Task instructions |
Find and copy each line of the records where the string "support" shows up.

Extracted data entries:
>>>>
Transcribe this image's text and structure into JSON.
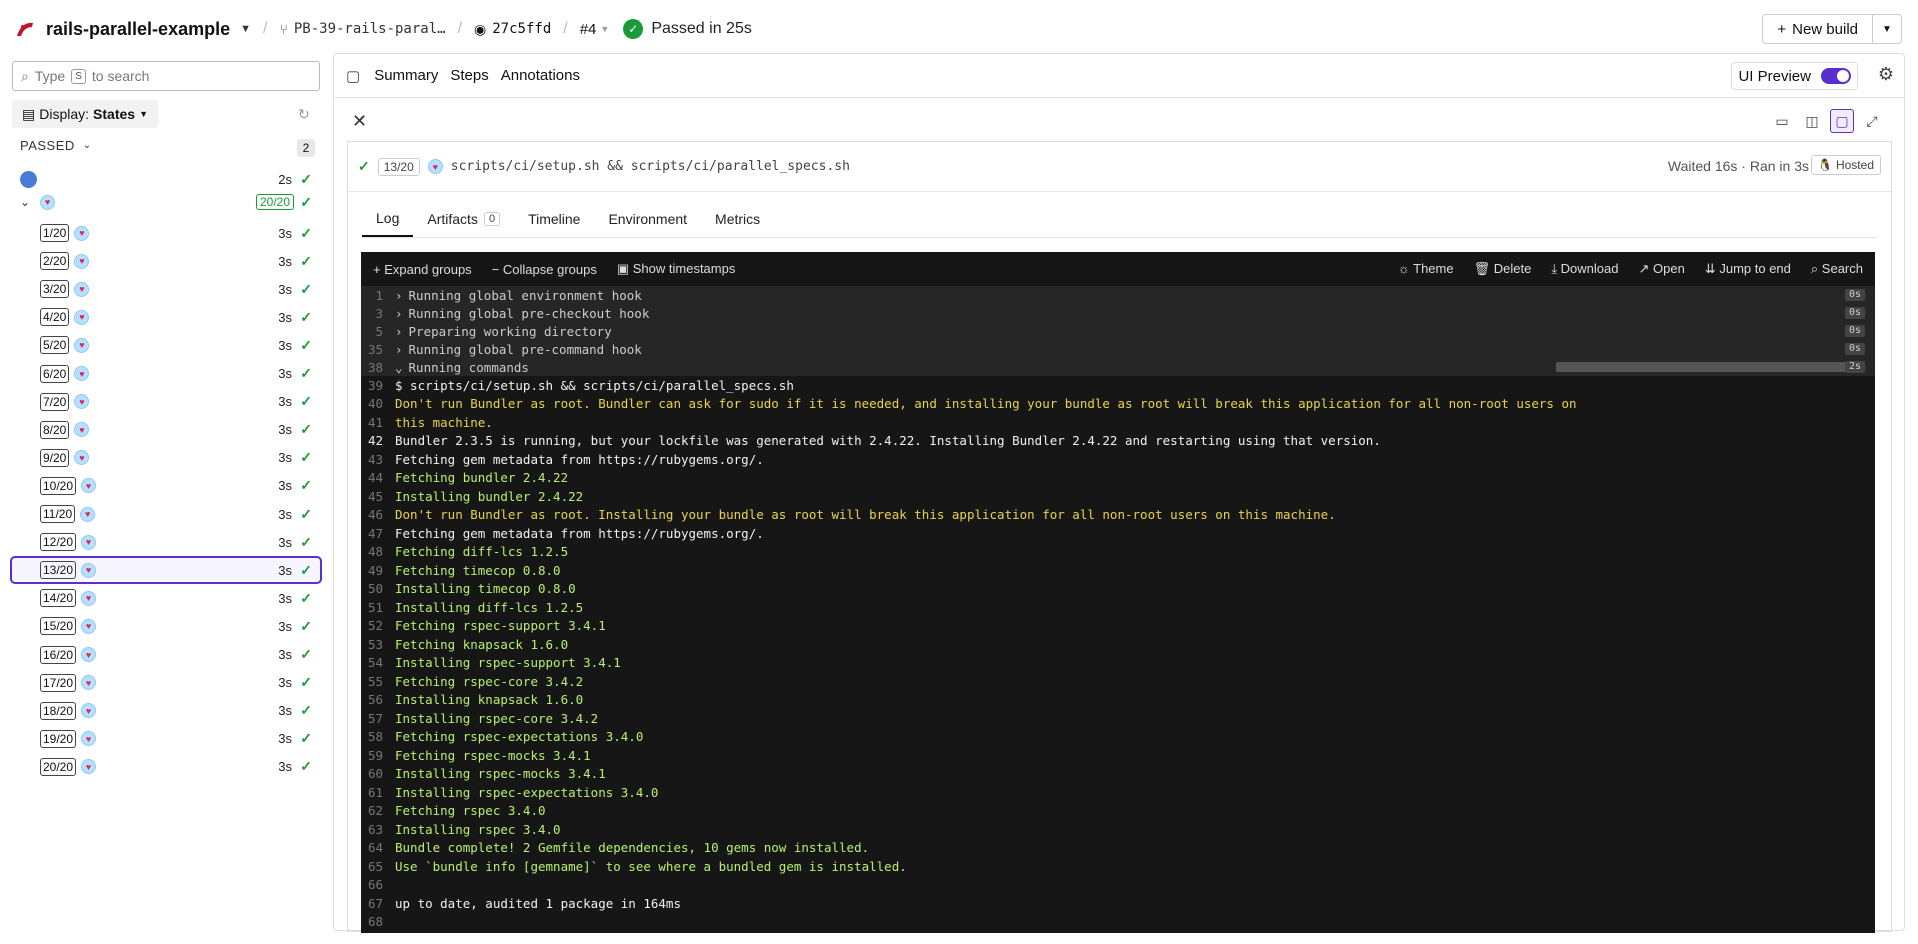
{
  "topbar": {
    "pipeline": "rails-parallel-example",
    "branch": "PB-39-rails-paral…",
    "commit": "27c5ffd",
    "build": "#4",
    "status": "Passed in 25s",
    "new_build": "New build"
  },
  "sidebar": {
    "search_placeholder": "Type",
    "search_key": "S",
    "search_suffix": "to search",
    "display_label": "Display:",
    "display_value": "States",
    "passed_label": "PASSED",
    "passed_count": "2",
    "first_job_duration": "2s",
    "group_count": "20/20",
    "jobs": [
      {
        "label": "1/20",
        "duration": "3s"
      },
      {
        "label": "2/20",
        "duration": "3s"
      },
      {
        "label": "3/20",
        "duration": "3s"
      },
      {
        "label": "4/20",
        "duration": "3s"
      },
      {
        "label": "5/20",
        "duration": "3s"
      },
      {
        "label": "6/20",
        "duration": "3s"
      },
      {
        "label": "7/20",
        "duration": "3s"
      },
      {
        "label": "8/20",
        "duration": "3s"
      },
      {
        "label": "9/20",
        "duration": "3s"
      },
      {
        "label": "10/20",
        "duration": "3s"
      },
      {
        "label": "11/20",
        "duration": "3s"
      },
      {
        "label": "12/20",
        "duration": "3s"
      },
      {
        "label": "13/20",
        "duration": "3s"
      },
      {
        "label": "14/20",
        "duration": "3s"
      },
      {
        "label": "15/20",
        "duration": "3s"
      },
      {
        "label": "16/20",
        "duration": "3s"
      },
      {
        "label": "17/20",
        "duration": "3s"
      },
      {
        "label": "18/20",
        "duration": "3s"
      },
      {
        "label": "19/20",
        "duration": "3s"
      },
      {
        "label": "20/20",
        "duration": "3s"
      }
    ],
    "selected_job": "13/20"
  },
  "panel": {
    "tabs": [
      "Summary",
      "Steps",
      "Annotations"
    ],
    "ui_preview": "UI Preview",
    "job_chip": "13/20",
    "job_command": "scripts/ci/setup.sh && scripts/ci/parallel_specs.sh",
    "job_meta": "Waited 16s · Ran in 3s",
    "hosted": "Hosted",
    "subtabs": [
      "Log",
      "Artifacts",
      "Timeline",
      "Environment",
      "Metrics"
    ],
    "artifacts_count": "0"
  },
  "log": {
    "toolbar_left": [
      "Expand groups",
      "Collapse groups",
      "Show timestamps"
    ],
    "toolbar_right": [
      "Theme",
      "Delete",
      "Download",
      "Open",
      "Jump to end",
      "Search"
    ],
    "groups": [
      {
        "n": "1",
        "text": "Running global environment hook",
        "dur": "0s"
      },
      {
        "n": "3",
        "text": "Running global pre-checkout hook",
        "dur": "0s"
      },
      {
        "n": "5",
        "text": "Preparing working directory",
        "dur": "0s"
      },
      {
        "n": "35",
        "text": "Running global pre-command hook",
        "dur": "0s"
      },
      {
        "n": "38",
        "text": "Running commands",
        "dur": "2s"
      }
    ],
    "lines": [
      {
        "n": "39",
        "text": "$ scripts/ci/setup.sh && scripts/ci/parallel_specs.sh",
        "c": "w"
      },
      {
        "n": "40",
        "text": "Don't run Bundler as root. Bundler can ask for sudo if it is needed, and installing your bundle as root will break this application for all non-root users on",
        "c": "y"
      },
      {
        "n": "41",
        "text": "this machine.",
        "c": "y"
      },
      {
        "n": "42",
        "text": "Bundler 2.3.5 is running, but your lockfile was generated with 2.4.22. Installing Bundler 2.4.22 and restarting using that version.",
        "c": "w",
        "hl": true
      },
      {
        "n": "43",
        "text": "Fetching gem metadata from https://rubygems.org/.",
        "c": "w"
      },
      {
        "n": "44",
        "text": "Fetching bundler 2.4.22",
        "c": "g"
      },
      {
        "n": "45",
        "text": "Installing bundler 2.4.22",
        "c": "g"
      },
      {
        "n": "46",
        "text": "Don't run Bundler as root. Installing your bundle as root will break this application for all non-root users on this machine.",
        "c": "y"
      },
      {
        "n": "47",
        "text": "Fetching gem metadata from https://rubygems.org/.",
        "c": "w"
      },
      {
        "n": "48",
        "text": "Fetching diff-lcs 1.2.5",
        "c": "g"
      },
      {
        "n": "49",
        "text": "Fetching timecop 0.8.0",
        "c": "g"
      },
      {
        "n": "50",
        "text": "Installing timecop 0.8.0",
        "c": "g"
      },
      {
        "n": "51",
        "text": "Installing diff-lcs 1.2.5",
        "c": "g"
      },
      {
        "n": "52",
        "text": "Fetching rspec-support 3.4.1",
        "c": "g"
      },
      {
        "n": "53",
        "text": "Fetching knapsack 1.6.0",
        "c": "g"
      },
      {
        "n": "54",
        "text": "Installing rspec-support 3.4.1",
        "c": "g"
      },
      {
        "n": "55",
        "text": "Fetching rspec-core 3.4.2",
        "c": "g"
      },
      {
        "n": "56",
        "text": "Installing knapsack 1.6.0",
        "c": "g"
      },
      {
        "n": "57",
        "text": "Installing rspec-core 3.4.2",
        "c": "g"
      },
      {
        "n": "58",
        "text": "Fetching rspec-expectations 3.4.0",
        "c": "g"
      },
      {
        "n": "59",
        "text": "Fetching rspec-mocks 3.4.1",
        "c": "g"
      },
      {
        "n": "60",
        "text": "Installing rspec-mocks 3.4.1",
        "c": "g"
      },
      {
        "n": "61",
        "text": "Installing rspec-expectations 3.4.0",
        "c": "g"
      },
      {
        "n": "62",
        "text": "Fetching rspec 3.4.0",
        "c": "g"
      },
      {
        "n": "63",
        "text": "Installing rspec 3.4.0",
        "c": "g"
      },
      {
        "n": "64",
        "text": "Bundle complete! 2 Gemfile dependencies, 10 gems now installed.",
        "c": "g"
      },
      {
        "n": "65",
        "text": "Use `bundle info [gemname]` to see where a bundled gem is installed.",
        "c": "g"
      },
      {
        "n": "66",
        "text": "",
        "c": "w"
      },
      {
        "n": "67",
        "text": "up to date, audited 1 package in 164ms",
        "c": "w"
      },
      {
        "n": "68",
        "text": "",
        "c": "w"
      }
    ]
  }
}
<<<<
Task answer |
        "text": "Fetching rspec-support 3.4.1",
        "text": "Installing rspec-support 3.4.1",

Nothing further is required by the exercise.